Malta has been added to the travel ban list due to a spike in cases.
While having just 1,470 cases, the island saw 78 new cases on August 12, the highest daily count since the beginning of the pandemic.
Those returning from Malta will have to quarantine for two weeks as of August 15.
Trips to Amsterdam incur a quarantine, enforced since August 15, as the curve of new cases in The Netherlands has increased in weeks.
Total cases are currently 66,097, with daily new cases remaining above 500.
The move will likely hit the famous red light district which has been back up and running since July.
The US is on the quarantine list as cases in the world's worst-hit country continue to spiral out of control – with 5.7m cases.

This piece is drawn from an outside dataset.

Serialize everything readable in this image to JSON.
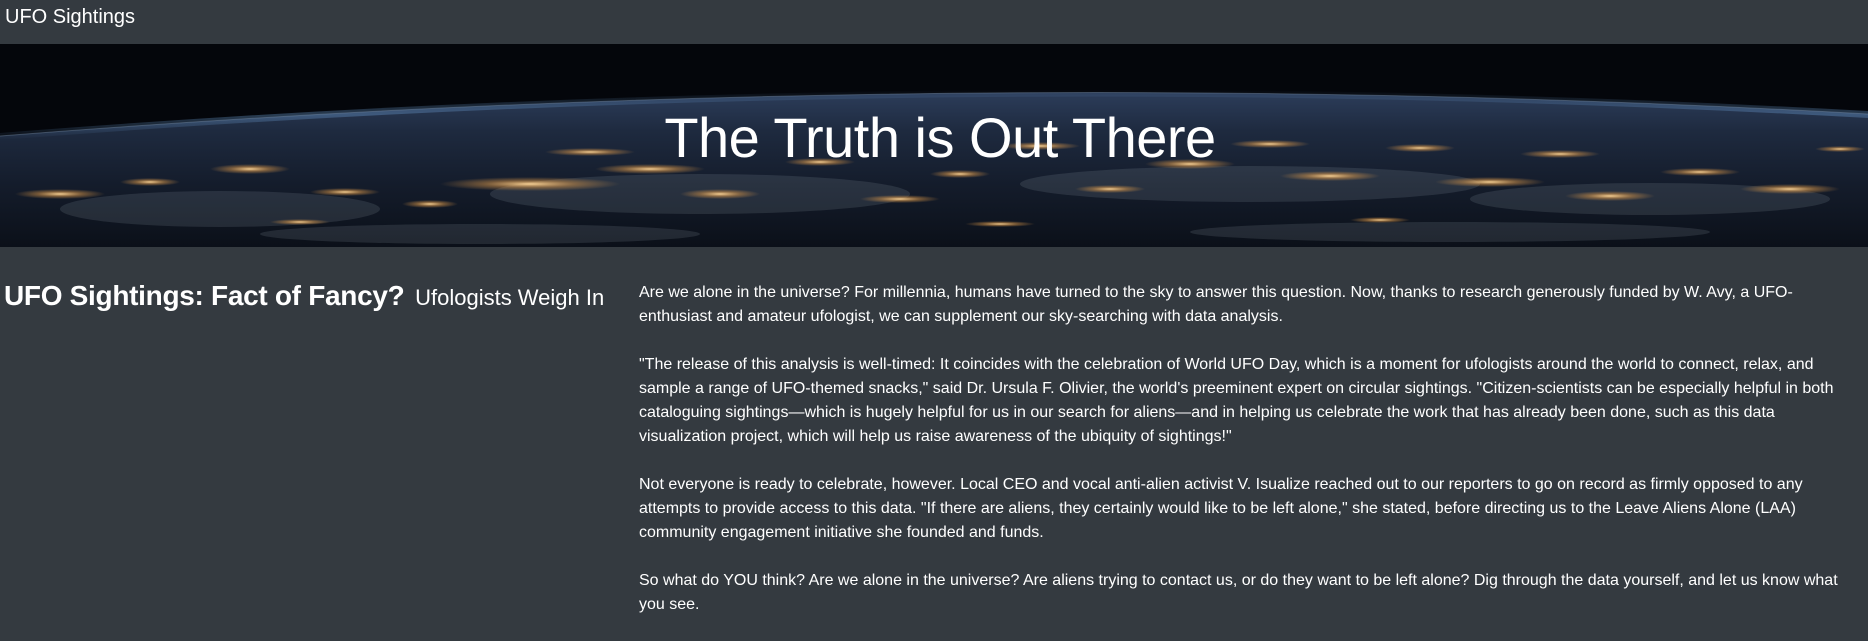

The number of states with quarantines is also growing as governors move to protect residents amid flareups in places such as Florida, Texas, and Arizona.
In spite of this the US has lifted its Global Level 4 warning for Americans wanting to leave the US.
Can I still travel to countries on the quarantine list?
Yes you can, however only for essential travel.
You should check ahead to see what the destination's policies are on arriving from the UK, as many countries want Brits to quarantine on arrival.
You must be prepared to self-isolate in the UK on your return too.
There are also exemptions to the rule, but they are very rare.
Is there a fine if I break quarantine rules?
Yes, you face a fine of up to £1,000 if you fail to self-isolate at home.
Magistrates also have the power to prosecute or to issue unlimited fines for persistent breaches, or for refusal to pay a fine that has already been issued.
How are quarantine rules enforced in the UK?
The quarantine is being run and enforced by Border Force, cops, and Public Health England officials.
If returning to the UK from a country on the quarantine list, you will need to provide details of your journey and contact details BEFORE you travel.
Those rules continue to apply for the time being – both to Brits returning to the country and tourists arriving from abroad.
Anyone entering the country must provide contact details and then self-isolate for 14 days, or face a fine of up to £1,000.
Police are conducting checks to ensure people are quarantining and not leaving their residence for the two-week period.
Brits living in the UK can quarantine at their own home, but they are not allowed to leave the house for a fortnight.
Anyone without accommodation should be provided with alternative living space by the government.
Source: Read Full Article